This case, which is documented, tells us immediately that Bush hastily decided unilaterally on war. He decided irrationally, not only because of the emotional element but because (a) he didn’t consider the kinds of questions that are listed above within any kind of sensible, reasoned and reasonable way; and (b) the answers he came up with were deeply flawed.

Think of the enormity of the decisions Bush was making. If we go through the important questions one by one that he failed to think through, we can sense the enormous irrationality of the wars that he unleashed. He didn’t identify the enemy. He actually hid the fact that the Saudis were perpetrators of 9/11. He misidentified certain states as enemies. He didn’t identify the causes of the terror attacks. He had no notion of the harm he’d do to several foreign countries. 

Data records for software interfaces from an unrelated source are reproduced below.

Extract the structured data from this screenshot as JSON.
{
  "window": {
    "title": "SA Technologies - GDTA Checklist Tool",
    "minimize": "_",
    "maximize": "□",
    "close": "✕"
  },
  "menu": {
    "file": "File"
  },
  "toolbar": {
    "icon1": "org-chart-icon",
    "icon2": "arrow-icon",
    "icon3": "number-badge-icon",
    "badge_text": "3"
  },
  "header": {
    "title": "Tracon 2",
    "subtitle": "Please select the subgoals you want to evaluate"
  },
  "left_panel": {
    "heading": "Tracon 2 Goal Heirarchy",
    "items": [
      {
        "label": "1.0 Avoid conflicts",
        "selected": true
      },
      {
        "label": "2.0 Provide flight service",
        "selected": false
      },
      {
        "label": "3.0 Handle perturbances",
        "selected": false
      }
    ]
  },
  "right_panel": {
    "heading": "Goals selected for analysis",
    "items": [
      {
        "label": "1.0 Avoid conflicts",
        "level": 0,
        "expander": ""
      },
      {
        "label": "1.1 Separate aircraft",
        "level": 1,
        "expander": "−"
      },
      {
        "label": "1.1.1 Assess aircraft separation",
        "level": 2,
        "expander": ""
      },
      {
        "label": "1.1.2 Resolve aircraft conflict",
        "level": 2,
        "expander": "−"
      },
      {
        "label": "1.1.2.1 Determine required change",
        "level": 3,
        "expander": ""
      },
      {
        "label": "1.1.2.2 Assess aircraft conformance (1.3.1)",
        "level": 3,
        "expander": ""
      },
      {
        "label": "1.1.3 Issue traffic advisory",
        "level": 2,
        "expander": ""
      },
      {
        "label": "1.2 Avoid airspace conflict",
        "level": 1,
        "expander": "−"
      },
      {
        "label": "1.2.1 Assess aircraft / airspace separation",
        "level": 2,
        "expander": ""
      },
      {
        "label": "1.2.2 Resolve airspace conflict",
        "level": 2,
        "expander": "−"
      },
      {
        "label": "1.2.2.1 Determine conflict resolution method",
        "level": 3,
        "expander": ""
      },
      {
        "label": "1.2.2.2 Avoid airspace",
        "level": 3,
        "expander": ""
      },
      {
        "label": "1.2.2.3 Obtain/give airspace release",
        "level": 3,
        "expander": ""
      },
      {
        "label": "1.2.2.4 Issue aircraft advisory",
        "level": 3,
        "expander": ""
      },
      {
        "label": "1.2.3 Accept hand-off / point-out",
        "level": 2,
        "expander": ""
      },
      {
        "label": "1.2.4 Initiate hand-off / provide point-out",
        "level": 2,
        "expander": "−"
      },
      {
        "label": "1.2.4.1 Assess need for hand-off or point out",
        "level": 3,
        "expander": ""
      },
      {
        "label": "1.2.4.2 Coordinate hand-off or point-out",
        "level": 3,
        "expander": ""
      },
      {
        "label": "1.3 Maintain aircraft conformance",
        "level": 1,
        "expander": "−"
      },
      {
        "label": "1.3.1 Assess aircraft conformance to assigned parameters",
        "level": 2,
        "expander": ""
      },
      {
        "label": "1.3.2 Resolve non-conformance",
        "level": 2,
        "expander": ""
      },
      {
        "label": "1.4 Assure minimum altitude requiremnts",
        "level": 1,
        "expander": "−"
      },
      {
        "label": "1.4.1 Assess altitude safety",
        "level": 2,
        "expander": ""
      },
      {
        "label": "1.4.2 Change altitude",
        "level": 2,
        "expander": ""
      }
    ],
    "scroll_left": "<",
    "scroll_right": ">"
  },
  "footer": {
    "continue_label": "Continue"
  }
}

He had no idea of the costs. He told his subordinates “Everything is available for the pursuit of this war. Any barriers in your way, they’re gone. Any money you need, you’ll have it. This is our only agenda.” He didn’t consider alternatives. He had no idea what forces he might be letting loose. He didn’t consider the military end of it. We can go on and on pointing out how bad his decisions were. Bush’s decisions and the process he used to make them were unbelievably irrational, really very, very stupid.

The sad thing is that this lack of rationality with respect to getting into war is not unique to Bush as president, and it’s not limited to the issue of getting into the war. We can easily find case after case after case where the decision-making regarding war is fundamentally irrational, where even the most basic questions are either ignored or answered without sound reasoning.
The record is a very sorry one. It would do America no harm at all if it declared a 10-year moratorium on interference in the affairs of other countries and used the time to consider how to inject some rationality into its conduct of foreign and domestic affairs.